tific method — which is generally accepted by those who are called his disciples. He formed, indeed, a great many original notions,—notions his own by right of paternity or creation,—but these children of his brain few even of his warm admirers have felt inclined to adopt. They are the mere vagaries of an individual mind, and must be left out of account by those who are judging of the general doctrine of positivism. But although all the chief ideas of Comte had been clearly and repeatedly enunciated by earlier thinkers, he had great strength and skill in systematising doctrines and elaborately applying principles, and his influence has been both extensive and intense.

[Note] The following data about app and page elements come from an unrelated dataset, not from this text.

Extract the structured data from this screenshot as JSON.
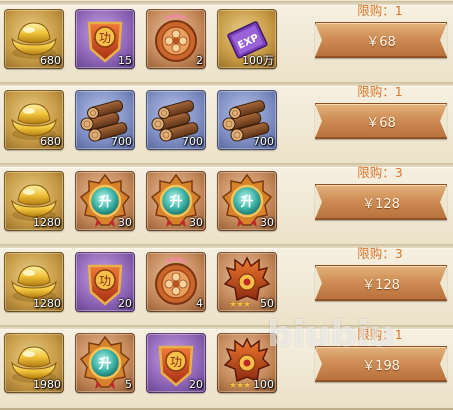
{
  "rows": [
    {
      "limit": "限购：1",
      "price": "￥68",
      "items": [
        {
          "icon": "gold-ingot-icon",
          "bg": "gold",
          "qty": "680"
        },
        {
          "icon": "red-token-icon",
          "bg": "purple",
          "qty": "15"
        },
        {
          "icon": "flower-medallion-icon",
          "bg": "orange",
          "qty": "2"
        },
        {
          "icon": "exp-scroll-icon",
          "bg": "gold",
          "qty": "100万"
        }
      ]
    },
    {
      "limit": "限购：1",
      "price": "￥68",
      "items": [
        {
          "icon": "gold-ingot-icon",
          "bg": "gold",
          "qty": "680"
        },
        {
          "icon": "wood-logs-icon",
          "bg": "blue",
          "qty": "700"
        },
        {
          "icon": "wood-logs-icon",
          "bg": "blue",
          "qty": "700"
        },
        {
          "icon": "wood-logs-icon",
          "bg": "blue",
          "qty": "700"
        }
      ]
    },
    {
      "limit": "限购：3",
      "price": "￥128",
      "items": [
        {
          "icon": "gold-ingot-icon",
          "bg": "gold",
          "qty": "1280"
        },
        {
          "icon": "jade-medal-icon",
          "bg": "orange",
          "qty": "30"
        },
        {
          "icon": "jade-medal-icon",
          "bg": "orange",
          "qty": "30"
        },
        {
          "icon": "jade-medal-icon",
          "bg": "orange",
          "qty": "30"
        }
      ]
    },
    {
      "limit": "限购：3",
      "price": "￥128",
      "items": [
        {
          "icon": "gold-ingot-icon",
          "bg": "gold",
          "qty": "1280"
        },
        {
          "icon": "red-token-icon",
          "bg": "purple",
          "qty": "20"
        },
        {
          "icon": "flower-medallion-icon",
          "bg": "orange",
          "qty": "4"
        },
        {
          "icon": "helmet-crest-icon",
          "bg": "orange",
          "qty": "50",
          "stars": "★★★"
        }
      ]
    },
    {
      "limit": "限购：1",
      "price": "￥198",
      "items": [
        {
          "icon": "gold-ingot-icon",
          "bg": "gold",
          "qty": "1980"
        },
        {
          "icon": "jade-medal-icon",
          "bg": "orange",
          "qty": "5"
        },
        {
          "icon": "red-token-icon",
          "bg": "purple",
          "qty": "20"
        },
        {
          "icon": "helmet-crest-icon",
          "bg": "orange",
          "qty": "100",
          "stars": "★★★"
        }
      ]
    }
  ],
  "watermark": "biubiu",
  "exp_label": "EXP",
  "seal_char": "功",
  "jade_char": "升",
  "colors": {
    "limit_text": "#d9772c",
    "button": "#cf8d55",
    "gold_slot": "#c79a45",
    "purple_slot": "#9066b8",
    "blue_slot": "#7f8fc4",
    "orange_slot": "#c68a5c"
  }
}
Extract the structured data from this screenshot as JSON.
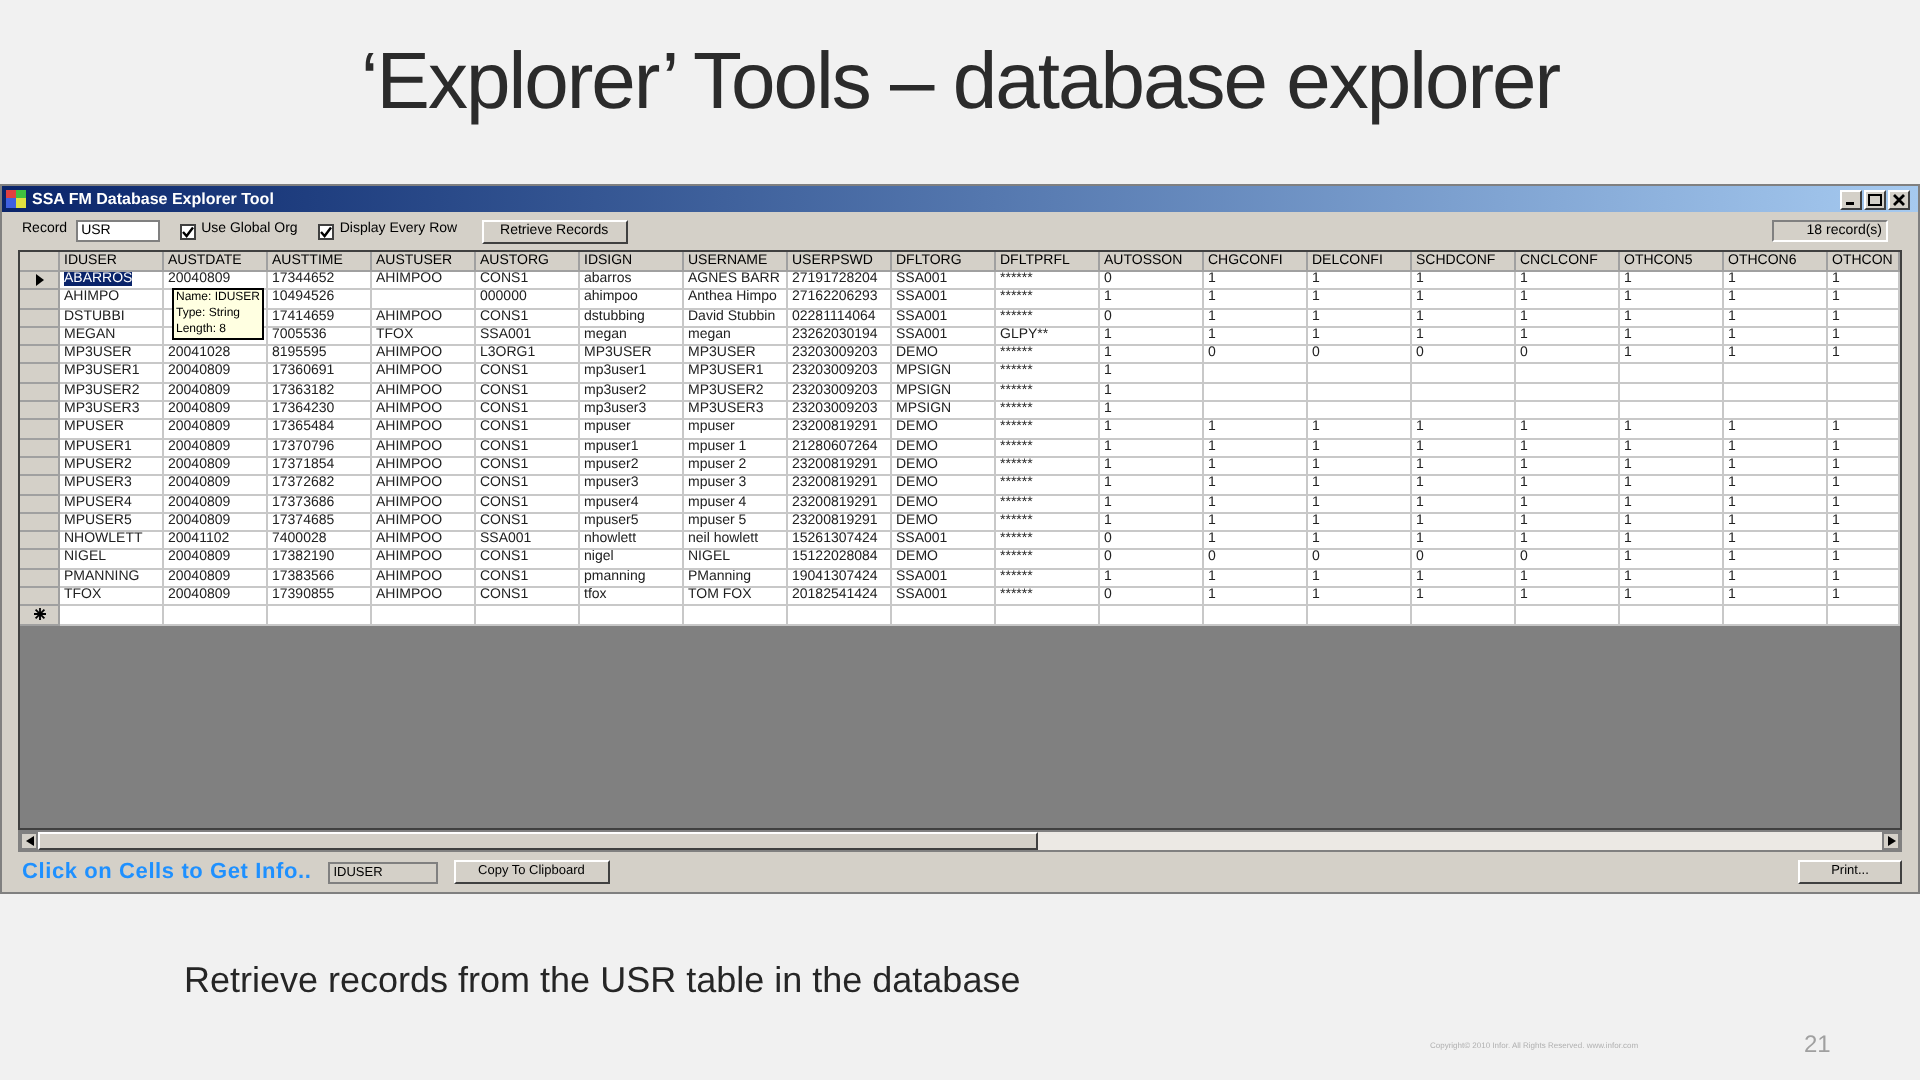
{
  "slide_title": "‘Explorer’ Tools – database explorer",
  "window": {
    "title": "SSA FM Database Explorer Tool"
  },
  "toolbar": {
    "record_label": "Record",
    "record_value": "USR",
    "checkboxes": [
      {
        "label": "Use Global Org",
        "checked": true
      },
      {
        "label": "Display Every Row",
        "checked": true
      }
    ],
    "retrieve_button": "Retrieve Records",
    "record_count": "18 record(s)"
  },
  "table": {
    "columns": [
      "IDUSER",
      "AUSTDATE",
      "AUSTTIME",
      "AUSTUSER",
      "AUSTORG",
      "IDSIGN",
      "USERNAME",
      "USERPSWD",
      "DFLTORG",
      "DFLTPRFL",
      "AUTOSSON",
      "CHGCONFI",
      "DELCONFI",
      "SCHDCONF",
      "CNCLCONF",
      "OTHCON5",
      "OTHCON6",
      "OTHCON"
    ],
    "rows": [
      {
        "selected": true,
        "cells": [
          "ABARROS",
          "20040809",
          "17344652",
          "AHIMPOO",
          "CONS1",
          "abarros",
          "AGNES BARR",
          "27191728204",
          "SSA001",
          "******",
          "0",
          "1",
          "1",
          "1",
          "1",
          "1",
          "1",
          "1"
        ]
      },
      {
        "selected": false,
        "cells": [
          "AHIMPO",
          null,
          "10494526",
          null,
          "000000",
          "ahimpoo",
          "Anthea Himpo",
          "27162206293",
          "SSA001",
          "******",
          "1",
          "1",
          "1",
          "1",
          "1",
          "1",
          "1",
          "1"
        ]
      },
      {
        "selected": false,
        "cells": [
          "DSTUBBI",
          null,
          "17414659",
          "AHIMPOO",
          "CONS1",
          "dstubbing",
          "David Stubbin",
          "02281114064",
          "SSA001",
          "******",
          "0",
          "1",
          "1",
          "1",
          "1",
          "1",
          "1",
          "1"
        ]
      },
      {
        "selected": false,
        "cells": [
          "MEGAN",
          null,
          "7005536",
          "TFOX",
          "SSA001",
          "megan",
          "megan",
          "23262030194",
          "SSA001",
          "GLPY**",
          "1",
          "1",
          "1",
          "1",
          "1",
          "1",
          "1",
          "1"
        ]
      },
      {
        "selected": false,
        "cells": [
          "MP3USER",
          "20041028",
          "8195595",
          "AHIMPOO",
          "L3ORG1",
          "MP3USER",
          "MP3USER",
          "23203009203",
          "DEMO",
          "******",
          "1",
          "0",
          "0",
          "0",
          "0",
          "1",
          "1",
          "1"
        ]
      },
      {
        "selected": false,
        "cells": [
          "MP3USER1",
          "20040809",
          "17360691",
          "AHIMPOO",
          "CONS1",
          "mp3user1",
          "MP3USER1",
          "23203009203",
          "MPSIGN",
          "******",
          "1",
          null,
          null,
          null,
          null,
          null,
          null,
          null
        ]
      },
      {
        "selected": false,
        "cells": [
          "MP3USER2",
          "20040809",
          "17363182",
          "AHIMPOO",
          "CONS1",
          "mp3user2",
          "MP3USER2",
          "23203009203",
          "MPSIGN",
          "******",
          "1",
          null,
          null,
          null,
          null,
          null,
          null,
          null
        ]
      },
      {
        "selected": false,
        "cells": [
          "MP3USER3",
          "20040809",
          "17364230",
          "AHIMPOO",
          "CONS1",
          "mp3user3",
          "MP3USER3",
          "23203009203",
          "MPSIGN",
          "******",
          "1",
          null,
          null,
          null,
          null,
          null,
          null,
          null
        ]
      },
      {
        "selected": false,
        "cells": [
          "MPUSER",
          "20040809",
          "17365484",
          "AHIMPOO",
          "CONS1",
          "mpuser",
          "mpuser",
          "23200819291",
          "DEMO",
          "******",
          "1",
          "1",
          "1",
          "1",
          "1",
          "1",
          "1",
          "1"
        ]
      },
      {
        "selected": false,
        "cells": [
          "MPUSER1",
          "20040809",
          "17370796",
          "AHIMPOO",
          "CONS1",
          "mpuser1",
          "mpuser 1",
          "21280607264",
          "DEMO",
          "******",
          "1",
          "1",
          "1",
          "1",
          "1",
          "1",
          "1",
          "1"
        ]
      },
      {
        "selected": false,
        "cells": [
          "MPUSER2",
          "20040809",
          "17371854",
          "AHIMPOO",
          "CONS1",
          "mpuser2",
          "mpuser 2",
          "23200819291",
          "DEMO",
          "******",
          "1",
          "1",
          "1",
          "1",
          "1",
          "1",
          "1",
          "1"
        ]
      },
      {
        "selected": false,
        "cells": [
          "MPUSER3",
          "20040809",
          "17372682",
          "AHIMPOO",
          "CONS1",
          "mpuser3",
          "mpuser 3",
          "23200819291",
          "DEMO",
          "******",
          "1",
          "1",
          "1",
          "1",
          "1",
          "1",
          "1",
          "1"
        ]
      },
      {
        "selected": false,
        "cells": [
          "MPUSER4",
          "20040809",
          "17373686",
          "AHIMPOO",
          "CONS1",
          "mpuser4",
          "mpuser 4",
          "23200819291",
          "DEMO",
          "******",
          "1",
          "1",
          "1",
          "1",
          "1",
          "1",
          "1",
          "1"
        ]
      },
      {
        "selected": false,
        "cells": [
          "MPUSER5",
          "20040809",
          "17374685",
          "AHIMPOO",
          "CONS1",
          "mpuser5",
          "mpuser 5",
          "23200819291",
          "DEMO",
          "******",
          "1",
          "1",
          "1",
          "1",
          "1",
          "1",
          "1",
          "1"
        ]
      },
      {
        "selected": false,
        "cells": [
          "NHOWLETT",
          "20041102",
          "7400028",
          "AHIMPOO",
          "SSA001",
          "nhowlett",
          "neil howlett",
          "15261307424",
          "SSA001",
          "******",
          "0",
          "1",
          "1",
          "1",
          "1",
          "1",
          "1",
          "1"
        ]
      },
      {
        "selected": false,
        "cells": [
          "NIGEL",
          "20040809",
          "17382190",
          "AHIMPOO",
          "CONS1",
          "nigel",
          "NIGEL",
          "15122028084",
          "DEMO",
          "******",
          "0",
          "0",
          "0",
          "0",
          "0",
          "1",
          "1",
          "1"
        ]
      },
      {
        "selected": false,
        "cells": [
          "PMANNING",
          "20040809",
          "17383566",
          "AHIMPOO",
          "CONS1",
          "pmanning",
          "PManning",
          "19041307424",
          "SSA001",
          "******",
          "1",
          "1",
          "1",
          "1",
          "1",
          "1",
          "1",
          "1"
        ]
      },
      {
        "selected": false,
        "cells": [
          "TFOX",
          "20040809",
          "17390855",
          "AHIMPOO",
          "CONS1",
          "tfox",
          "TOM FOX",
          "20182541424",
          "SSA001",
          "******",
          "0",
          "1",
          "1",
          "1",
          "1",
          "1",
          "1",
          "1"
        ]
      }
    ]
  },
  "tooltip": {
    "lines": [
      "Name: IDUSER",
      "Type: String",
      "Length: 8"
    ]
  },
  "status_bar": {
    "hint": "Click on Cells to Get Info..",
    "field_value": "IDUSER",
    "copy_button": "Copy To Clipboard",
    "print_button": "Print..."
  },
  "caption": "Retrieve records from the USR table in the database",
  "footer": {
    "copyright": "Copyright© 2010 Infor. All Rights Reserved. www.infor.com",
    "page": "21"
  }
}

The Positivism which he taught, taken as a whole, is at once a philosophy, a polity, and a religion. It professes to systematise all scientific knowledge, to organise all industrial and social activities, and to satisfy all spiritual aspirations and affections. It undertakes to explain the past, to exhibit the good and evil, strength and weakness, of the present, and to forecast the future; to assign to every science, every large scientific generalisation, every principle and function of human nature, and every great social force, its appropriate place; to construct a system of thought inclusive of all well-established truths, and to delineate a scheme of political and religious life in which